Broadcast content is regulated in a variety of ways.
Radio and TV stations have the primary responsibility for ensuring that the material they broadcast meets community standards. Most aspects of program content are governed by codes of practice developed by industry groups representing the various broadcasting sectors. The ACMA registers codes once it is satisfied that broadcasters have undertaken public consultation and the codes contain appropriate community safeguards.
Some aspects of broadcasting are subject to licence conditions set out in the Broadcasting Services Act 1992. For example, commercial, community and other radio and television stations are subject to a licence condition prohibiting them from broadcasting tobacco advertisements.
Australian content and children’s programs on commercial television are regulated by compulsory program standards determined by the ACMA following consultation with the industry and the public.
The ACMA has also determined further program standards and licence conditions dealing with particular issues. For example, commercial radio broadcasters are subject to standards requiring the disclosure of commercial agreements with the potential to affect the content of current affairs programs.

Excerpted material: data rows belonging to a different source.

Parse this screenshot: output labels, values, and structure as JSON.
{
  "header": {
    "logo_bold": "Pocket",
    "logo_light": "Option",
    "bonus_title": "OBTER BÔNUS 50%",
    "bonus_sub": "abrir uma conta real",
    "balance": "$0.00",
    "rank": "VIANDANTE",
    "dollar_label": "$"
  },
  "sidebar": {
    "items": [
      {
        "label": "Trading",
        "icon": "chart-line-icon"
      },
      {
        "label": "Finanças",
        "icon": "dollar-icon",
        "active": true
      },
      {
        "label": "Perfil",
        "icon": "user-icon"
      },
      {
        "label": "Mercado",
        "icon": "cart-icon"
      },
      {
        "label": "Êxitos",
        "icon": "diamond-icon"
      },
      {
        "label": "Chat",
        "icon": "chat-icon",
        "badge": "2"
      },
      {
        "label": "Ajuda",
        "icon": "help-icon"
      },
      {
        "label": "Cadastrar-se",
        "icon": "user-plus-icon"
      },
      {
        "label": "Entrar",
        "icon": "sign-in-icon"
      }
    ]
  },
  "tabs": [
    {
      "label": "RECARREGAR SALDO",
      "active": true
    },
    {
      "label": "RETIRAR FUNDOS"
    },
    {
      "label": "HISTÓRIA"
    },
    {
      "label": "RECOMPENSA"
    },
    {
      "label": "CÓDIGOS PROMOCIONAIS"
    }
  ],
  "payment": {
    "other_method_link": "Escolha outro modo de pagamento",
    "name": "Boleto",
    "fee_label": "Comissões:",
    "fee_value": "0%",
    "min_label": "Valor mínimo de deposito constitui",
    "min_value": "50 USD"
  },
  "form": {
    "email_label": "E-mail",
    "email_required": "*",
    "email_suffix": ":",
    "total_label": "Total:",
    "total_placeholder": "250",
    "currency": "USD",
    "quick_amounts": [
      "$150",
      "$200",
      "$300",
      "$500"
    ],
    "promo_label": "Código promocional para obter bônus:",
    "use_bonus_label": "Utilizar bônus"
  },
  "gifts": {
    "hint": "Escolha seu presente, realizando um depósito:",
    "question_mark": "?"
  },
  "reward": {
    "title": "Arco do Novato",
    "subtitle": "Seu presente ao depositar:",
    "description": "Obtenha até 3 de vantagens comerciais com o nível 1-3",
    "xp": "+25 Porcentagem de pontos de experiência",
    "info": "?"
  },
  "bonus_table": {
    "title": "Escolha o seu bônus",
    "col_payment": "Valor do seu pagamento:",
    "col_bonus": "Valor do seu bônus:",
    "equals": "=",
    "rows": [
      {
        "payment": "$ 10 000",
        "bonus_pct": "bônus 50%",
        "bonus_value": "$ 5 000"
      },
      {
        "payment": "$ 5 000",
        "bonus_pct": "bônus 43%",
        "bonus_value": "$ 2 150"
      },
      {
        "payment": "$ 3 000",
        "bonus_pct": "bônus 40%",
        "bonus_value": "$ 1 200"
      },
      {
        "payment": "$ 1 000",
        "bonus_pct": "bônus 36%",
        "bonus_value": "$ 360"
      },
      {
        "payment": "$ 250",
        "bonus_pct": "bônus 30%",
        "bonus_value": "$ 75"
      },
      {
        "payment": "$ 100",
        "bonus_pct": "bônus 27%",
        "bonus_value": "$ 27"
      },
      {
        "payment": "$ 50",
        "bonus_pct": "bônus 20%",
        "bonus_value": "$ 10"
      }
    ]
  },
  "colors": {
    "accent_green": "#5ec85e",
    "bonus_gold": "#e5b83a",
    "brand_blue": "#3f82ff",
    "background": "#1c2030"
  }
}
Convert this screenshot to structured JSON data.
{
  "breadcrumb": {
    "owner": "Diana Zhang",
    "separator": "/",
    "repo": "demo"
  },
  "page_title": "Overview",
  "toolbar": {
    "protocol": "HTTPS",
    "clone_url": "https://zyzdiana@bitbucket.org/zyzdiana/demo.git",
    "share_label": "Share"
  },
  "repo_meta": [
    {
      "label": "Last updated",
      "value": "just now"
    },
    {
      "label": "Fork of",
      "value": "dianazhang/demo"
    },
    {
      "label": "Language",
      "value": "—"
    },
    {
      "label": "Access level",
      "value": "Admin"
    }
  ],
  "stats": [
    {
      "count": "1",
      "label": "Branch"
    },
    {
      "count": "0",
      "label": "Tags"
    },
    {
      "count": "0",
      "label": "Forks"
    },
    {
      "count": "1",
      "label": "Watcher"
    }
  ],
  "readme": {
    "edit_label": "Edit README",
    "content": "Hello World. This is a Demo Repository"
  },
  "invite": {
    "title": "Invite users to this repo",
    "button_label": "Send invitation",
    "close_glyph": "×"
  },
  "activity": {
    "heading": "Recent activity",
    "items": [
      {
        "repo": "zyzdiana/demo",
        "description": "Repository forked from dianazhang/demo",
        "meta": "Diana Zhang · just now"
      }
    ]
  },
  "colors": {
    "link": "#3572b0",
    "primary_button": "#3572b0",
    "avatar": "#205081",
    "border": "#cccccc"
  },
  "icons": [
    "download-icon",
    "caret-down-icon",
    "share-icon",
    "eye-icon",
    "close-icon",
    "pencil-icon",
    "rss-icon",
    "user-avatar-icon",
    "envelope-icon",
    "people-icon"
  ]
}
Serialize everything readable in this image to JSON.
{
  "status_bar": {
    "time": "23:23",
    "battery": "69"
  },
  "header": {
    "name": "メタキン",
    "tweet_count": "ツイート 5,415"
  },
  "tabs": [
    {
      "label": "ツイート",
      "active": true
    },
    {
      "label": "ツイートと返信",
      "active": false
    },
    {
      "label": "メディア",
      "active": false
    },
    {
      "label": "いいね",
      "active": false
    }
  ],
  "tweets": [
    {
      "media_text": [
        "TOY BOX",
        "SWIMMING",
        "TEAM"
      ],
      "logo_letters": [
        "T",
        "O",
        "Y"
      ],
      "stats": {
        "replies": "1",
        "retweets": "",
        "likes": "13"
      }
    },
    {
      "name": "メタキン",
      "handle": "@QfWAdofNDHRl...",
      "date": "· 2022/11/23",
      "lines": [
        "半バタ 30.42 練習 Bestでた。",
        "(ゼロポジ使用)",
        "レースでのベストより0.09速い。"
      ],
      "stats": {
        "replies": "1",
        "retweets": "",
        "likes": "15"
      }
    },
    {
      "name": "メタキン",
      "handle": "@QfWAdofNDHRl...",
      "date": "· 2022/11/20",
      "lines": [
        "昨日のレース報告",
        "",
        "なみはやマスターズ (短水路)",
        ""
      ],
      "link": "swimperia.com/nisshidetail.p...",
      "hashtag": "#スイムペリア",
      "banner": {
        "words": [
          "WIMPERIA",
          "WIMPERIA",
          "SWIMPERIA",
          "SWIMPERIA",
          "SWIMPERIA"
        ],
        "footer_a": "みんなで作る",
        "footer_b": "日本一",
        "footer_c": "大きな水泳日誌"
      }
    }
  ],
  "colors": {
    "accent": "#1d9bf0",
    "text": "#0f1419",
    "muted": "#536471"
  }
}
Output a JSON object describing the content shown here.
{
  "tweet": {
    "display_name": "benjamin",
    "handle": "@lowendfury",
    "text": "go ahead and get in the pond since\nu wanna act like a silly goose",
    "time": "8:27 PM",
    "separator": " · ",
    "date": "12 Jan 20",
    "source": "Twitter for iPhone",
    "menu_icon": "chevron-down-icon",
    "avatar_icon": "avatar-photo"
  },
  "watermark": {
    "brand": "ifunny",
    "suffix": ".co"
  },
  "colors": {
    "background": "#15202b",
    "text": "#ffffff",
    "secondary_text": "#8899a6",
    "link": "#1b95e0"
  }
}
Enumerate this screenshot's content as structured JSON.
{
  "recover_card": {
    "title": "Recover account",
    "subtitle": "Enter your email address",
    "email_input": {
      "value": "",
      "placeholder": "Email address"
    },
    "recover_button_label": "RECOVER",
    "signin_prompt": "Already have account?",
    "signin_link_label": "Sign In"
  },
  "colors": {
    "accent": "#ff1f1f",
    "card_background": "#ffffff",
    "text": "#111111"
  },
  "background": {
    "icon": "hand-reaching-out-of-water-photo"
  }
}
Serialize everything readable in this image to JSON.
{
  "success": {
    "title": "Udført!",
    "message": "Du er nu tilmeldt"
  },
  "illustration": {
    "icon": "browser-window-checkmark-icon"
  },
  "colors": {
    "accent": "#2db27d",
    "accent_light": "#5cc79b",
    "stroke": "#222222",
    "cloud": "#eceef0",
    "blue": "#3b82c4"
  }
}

The ACMA monitors matters relating to some standards and licence conditions and can investigate complaints about them from the public. The ACMA also acts as an independent adjudicator where complaints about matters relating to codes of practice, including the ABC and SBS codes of practice, are not resolved between the complainant and the broadcaster concerned. If the ACMA finds a breach of a code of practice, licence condition or standard, it may take enforcement action to ensure future compliance.